## Try it
What is the count of lines in the records that include "notification"? Reply with that number alone.
· · ·
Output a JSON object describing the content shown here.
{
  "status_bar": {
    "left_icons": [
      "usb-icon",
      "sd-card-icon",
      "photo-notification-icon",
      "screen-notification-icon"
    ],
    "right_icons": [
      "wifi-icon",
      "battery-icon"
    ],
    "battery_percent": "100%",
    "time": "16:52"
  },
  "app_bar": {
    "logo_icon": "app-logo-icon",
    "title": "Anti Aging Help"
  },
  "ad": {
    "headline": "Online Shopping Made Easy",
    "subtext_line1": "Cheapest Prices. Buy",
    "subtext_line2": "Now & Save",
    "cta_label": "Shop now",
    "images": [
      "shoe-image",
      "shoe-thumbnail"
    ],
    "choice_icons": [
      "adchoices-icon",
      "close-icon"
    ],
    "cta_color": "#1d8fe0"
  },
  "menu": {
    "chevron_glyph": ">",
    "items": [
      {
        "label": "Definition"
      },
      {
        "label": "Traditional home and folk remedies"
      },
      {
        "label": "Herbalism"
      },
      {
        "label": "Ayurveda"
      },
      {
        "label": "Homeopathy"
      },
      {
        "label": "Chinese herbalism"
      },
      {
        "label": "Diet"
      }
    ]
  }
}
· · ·
## Solution to this problem
2